◆ THE INPUT:
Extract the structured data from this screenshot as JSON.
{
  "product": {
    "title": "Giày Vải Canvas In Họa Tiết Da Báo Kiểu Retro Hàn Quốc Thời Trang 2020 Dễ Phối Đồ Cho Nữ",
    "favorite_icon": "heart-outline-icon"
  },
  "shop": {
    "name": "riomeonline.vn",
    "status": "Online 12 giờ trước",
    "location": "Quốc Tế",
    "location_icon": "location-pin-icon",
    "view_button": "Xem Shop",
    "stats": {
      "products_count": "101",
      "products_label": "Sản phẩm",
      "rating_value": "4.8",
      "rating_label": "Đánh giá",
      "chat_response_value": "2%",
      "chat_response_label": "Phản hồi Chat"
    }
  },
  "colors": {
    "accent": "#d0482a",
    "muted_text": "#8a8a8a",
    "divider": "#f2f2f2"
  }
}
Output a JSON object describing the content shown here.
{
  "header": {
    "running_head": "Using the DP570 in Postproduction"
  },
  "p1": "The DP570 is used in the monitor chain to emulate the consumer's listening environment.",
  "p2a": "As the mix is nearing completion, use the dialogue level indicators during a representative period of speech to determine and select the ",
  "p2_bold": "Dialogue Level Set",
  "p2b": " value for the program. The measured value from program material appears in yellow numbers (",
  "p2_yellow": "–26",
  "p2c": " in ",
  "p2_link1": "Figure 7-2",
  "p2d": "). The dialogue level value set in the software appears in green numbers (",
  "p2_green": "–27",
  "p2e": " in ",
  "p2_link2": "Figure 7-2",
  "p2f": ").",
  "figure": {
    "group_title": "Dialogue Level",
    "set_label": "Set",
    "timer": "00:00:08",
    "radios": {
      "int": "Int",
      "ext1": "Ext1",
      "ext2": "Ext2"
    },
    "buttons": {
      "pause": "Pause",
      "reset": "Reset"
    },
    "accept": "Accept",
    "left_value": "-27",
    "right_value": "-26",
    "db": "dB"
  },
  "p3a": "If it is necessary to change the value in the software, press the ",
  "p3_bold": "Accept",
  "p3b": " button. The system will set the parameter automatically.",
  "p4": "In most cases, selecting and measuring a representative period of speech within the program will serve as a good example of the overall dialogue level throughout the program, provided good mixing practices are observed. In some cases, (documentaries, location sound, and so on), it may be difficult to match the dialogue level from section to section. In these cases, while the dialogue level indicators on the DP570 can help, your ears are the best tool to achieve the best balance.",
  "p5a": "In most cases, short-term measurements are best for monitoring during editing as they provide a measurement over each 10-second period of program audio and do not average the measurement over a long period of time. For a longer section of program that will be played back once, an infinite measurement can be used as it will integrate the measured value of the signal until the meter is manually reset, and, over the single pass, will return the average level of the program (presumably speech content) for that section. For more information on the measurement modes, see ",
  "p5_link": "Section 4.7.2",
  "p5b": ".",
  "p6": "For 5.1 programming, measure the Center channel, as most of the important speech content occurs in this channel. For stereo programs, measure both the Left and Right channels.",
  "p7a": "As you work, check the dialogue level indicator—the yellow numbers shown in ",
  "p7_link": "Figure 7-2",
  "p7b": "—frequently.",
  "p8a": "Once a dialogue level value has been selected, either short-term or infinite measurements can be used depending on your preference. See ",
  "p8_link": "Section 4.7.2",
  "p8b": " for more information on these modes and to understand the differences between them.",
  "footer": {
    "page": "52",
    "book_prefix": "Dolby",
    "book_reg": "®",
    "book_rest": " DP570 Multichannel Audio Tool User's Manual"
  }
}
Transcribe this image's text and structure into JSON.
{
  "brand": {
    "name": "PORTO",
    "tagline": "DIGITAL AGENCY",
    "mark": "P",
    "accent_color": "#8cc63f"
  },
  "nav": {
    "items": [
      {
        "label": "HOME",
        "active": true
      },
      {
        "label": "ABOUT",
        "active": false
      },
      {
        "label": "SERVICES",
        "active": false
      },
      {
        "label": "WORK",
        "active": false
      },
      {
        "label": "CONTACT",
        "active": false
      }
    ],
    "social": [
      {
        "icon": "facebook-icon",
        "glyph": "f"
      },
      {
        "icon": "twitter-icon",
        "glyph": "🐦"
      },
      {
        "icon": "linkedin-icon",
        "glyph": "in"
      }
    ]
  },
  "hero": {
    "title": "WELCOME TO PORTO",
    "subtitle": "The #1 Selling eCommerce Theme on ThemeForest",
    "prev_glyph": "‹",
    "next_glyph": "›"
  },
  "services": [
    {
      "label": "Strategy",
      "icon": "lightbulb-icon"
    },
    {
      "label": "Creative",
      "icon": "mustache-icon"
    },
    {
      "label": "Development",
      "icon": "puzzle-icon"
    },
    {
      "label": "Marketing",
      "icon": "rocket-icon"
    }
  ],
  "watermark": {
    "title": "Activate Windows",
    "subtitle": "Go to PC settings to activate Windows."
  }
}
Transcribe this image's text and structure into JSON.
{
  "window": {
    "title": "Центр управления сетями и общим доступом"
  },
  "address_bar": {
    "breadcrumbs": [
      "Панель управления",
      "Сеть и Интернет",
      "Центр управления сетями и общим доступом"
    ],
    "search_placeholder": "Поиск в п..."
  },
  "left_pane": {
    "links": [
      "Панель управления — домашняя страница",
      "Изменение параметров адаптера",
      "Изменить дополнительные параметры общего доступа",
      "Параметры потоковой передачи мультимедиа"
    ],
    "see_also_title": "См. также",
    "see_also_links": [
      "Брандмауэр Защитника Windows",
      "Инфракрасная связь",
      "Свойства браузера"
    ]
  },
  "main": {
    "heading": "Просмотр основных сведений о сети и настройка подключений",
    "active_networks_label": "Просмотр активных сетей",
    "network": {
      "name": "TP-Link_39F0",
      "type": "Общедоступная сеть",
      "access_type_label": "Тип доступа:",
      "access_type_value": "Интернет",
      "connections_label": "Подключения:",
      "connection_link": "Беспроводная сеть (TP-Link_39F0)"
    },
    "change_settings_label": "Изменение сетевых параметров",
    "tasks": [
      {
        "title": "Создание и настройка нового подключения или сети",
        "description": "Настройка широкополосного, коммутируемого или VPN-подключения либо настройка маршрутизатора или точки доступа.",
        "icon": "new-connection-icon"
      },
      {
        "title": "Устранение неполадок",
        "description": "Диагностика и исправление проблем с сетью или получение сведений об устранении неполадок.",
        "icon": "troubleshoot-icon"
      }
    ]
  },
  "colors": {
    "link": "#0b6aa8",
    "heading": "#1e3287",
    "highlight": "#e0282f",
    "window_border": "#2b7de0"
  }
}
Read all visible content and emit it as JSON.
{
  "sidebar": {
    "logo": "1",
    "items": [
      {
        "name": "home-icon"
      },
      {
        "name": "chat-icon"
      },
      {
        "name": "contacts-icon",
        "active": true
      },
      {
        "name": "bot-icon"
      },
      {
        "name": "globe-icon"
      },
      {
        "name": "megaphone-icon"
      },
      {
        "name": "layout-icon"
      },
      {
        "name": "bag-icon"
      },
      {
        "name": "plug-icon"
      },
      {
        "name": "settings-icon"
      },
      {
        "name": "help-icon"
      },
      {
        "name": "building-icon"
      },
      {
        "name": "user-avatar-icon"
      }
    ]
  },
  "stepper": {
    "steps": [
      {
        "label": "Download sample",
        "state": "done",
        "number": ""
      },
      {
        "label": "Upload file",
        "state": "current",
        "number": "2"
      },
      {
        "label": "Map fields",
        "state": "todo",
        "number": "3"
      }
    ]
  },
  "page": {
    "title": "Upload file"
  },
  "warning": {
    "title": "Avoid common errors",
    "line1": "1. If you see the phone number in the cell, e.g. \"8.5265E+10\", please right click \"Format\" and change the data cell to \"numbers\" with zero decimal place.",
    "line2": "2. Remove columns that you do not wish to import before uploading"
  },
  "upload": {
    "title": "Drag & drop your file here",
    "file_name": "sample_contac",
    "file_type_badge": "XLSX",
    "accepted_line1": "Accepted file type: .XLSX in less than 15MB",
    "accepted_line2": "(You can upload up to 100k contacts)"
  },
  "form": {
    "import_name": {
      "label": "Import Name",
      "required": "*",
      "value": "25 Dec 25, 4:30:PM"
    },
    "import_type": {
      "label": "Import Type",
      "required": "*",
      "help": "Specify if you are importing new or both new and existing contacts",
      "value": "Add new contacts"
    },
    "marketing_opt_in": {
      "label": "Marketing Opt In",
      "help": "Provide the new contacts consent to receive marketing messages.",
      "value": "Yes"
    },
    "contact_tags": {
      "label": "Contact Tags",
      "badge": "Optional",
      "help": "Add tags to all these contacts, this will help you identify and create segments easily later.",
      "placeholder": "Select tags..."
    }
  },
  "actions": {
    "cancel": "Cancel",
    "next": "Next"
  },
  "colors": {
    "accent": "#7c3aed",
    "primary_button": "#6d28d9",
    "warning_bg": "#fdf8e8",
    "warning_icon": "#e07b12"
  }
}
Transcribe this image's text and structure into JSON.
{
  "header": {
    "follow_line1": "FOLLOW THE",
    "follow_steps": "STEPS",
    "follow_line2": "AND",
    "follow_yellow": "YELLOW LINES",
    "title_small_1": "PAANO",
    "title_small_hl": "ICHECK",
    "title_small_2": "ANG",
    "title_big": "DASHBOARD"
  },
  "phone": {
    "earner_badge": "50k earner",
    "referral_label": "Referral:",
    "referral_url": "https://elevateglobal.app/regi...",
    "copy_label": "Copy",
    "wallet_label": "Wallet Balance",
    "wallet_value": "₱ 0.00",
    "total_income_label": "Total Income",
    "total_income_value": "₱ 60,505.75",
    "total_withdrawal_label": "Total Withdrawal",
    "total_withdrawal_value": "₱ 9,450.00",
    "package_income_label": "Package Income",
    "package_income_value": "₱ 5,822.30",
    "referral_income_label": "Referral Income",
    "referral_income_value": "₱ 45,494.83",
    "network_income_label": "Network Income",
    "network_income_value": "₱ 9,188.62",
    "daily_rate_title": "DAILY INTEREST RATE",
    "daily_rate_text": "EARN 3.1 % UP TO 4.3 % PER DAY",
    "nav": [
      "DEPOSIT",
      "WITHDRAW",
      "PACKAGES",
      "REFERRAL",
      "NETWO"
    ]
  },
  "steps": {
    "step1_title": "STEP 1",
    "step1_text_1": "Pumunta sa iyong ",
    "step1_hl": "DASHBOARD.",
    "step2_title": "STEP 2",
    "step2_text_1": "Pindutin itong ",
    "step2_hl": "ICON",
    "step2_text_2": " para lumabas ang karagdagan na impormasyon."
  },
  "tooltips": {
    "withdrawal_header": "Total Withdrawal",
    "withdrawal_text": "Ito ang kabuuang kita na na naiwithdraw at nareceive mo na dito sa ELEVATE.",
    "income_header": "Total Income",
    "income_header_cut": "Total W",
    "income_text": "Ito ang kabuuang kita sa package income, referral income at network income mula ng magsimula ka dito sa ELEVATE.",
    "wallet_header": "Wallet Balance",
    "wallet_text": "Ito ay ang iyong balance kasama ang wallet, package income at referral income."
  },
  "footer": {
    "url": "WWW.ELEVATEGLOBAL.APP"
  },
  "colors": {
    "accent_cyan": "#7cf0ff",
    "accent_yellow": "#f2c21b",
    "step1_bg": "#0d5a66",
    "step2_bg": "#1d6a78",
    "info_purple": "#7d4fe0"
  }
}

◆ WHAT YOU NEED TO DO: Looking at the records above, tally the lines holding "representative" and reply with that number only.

◆ RESPONSE BELOW: 2